- _Supplied records_

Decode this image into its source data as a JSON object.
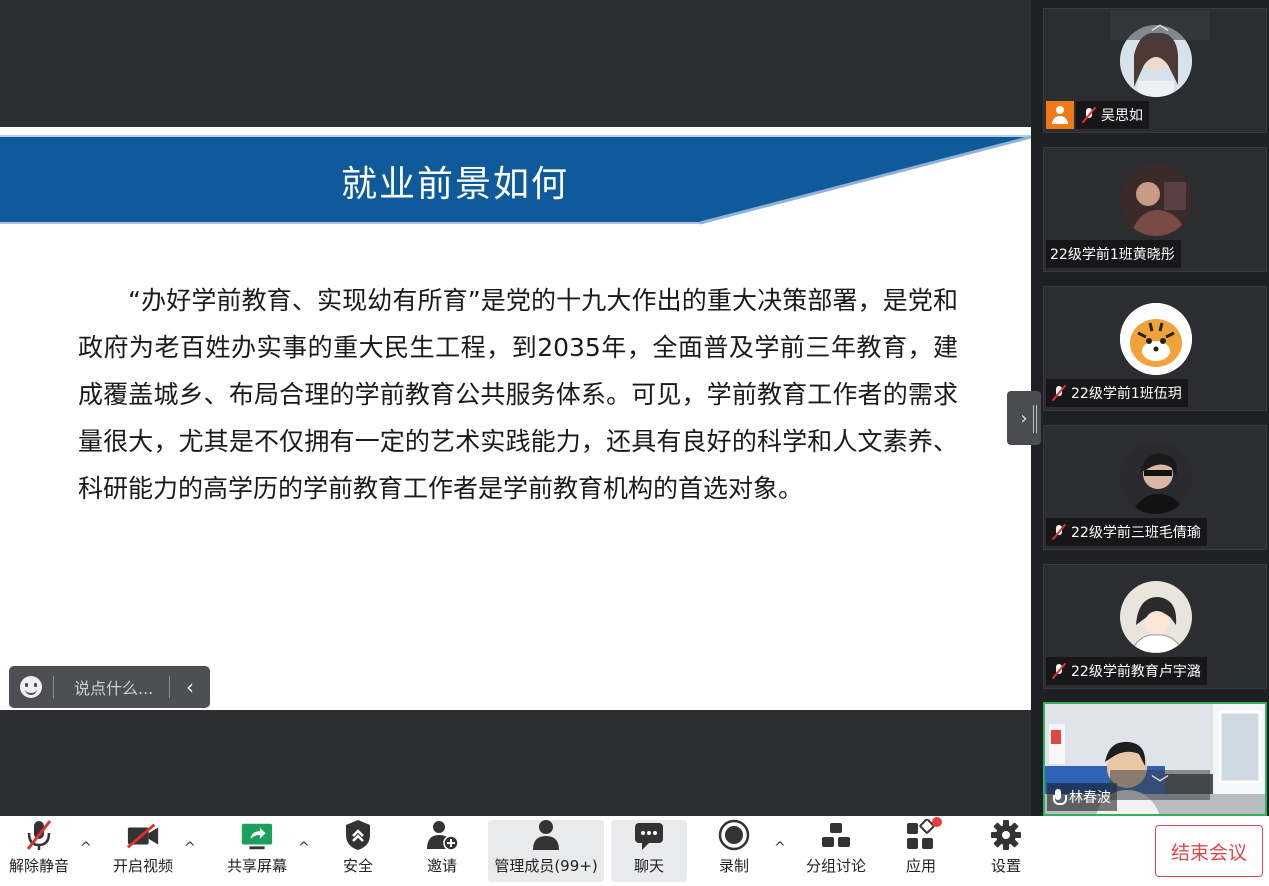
{
  "slide": {
    "title": "就业前景如何",
    "body": "“办好学前教育、实现幼有所育”是党的十九大作出的重大决策部署，是党和政府为老百姓办实事的重大民生工程，到2035年，全面普及学前三年教育，建成覆盖城乡、布局合理的学前教育公共服务体系。可见，学前教育工作者的需求量很大，尤其是不仅拥有一定的艺术实践能力，还具有良好的科学和人文素养、科研能力的高学历的学前教育工作者是学前教育机构的首选对象。"
  },
  "chat": {
    "placeholder": "说点什么...",
    "collapse_icon": "‹"
  },
  "participants": [
    {
      "name": "吴思如",
      "mic": "muted",
      "host_badge": true
    },
    {
      "name": "22级学前1班黄晓彤",
      "mic": "none"
    },
    {
      "name": "22级学前1班伍玥",
      "mic": "muted"
    },
    {
      "name": "22级学前三班毛倩瑜",
      "mic": "muted"
    },
    {
      "name": "22级学前教育卢宇潞",
      "mic": "muted"
    },
    {
      "name": "林春波",
      "mic": "on",
      "video": true
    }
  ],
  "panel": {
    "scroll_up": "︿",
    "scroll_down": "﹀",
    "toggle": "›"
  },
  "toolbar": {
    "unmute": "解除静音",
    "start_video": "开启视频",
    "share_screen": "共享屏幕",
    "security": "安全",
    "invite": "邀请",
    "manage_members": "管理成员(99+)",
    "chat": "聊天",
    "record": "录制",
    "breakout": "分组讨论",
    "apps": "应用",
    "settings": "设置",
    "end_meeting": "结束会议",
    "caret": "^"
  },
  "colors": {
    "banner_blue": "#0f5a9a",
    "end_red": "#e0494a",
    "share_green": "#1aa05a",
    "notify_red": "#ee3a3a"
  }
}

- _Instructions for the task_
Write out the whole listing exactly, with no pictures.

- _Answer for this exercise_
Decode this image into its source data as a JSON object.
{
  "slide": {
    "title": "就业前景如何",
    "body": "“办好学前教育、实现幼有所育”是党的十九大作出的重大决策部署，是党和政府为老百姓办实事的重大民生工程，到2035年，全面普及学前三年教育，建成覆盖城乡、布局合理的学前教育公共服务体系。可见，学前教育工作者的需求量很大，尤其是不仅拥有一定的艺术实践能力，还具有良好的科学和人文素养、科研能力的高学历的学前教育工作者是学前教育机构的首选对象。"
  },
  "chat": {
    "placeholder": "说点什么...",
    "collapse_icon": "‹"
  },
  "participants": [
    {
      "name": "吴思如",
      "mic": "muted",
      "host_badge": true
    },
    {
      "name": "22级学前1班黄晓彤",
      "mic": "none"
    },
    {
      "name": "22级学前1班伍玥",
      "mic": "muted"
    },
    {
      "name": "22级学前三班毛倩瑜",
      "mic": "muted"
    },
    {
      "name": "22级学前教育卢宇潞",
      "mic": "muted"
    },
    {
      "name": "林春波",
      "mic": "on",
      "video": true
    }
  ],
  "panel": {
    "scroll_up": "︿",
    "scroll_down": "﹀",
    "toggle": "›"
  },
  "toolbar": {
    "unmute": "解除静音",
    "start_video": "开启视频",
    "share_screen": "共享屏幕",
    "security": "安全",
    "invite": "邀请",
    "manage_members": "管理成员(99+)",
    "chat": "聊天",
    "record": "录制",
    "breakout": "分组讨论",
    "apps": "应用",
    "settings": "设置",
    "end_meeting": "结束会议",
    "caret": "^"
  },
  "colors": {
    "banner_blue": "#0f5a9a",
    "end_red": "#e0494a",
    "share_green": "#1aa05a",
    "notify_red": "#ee3a3a"
  }
}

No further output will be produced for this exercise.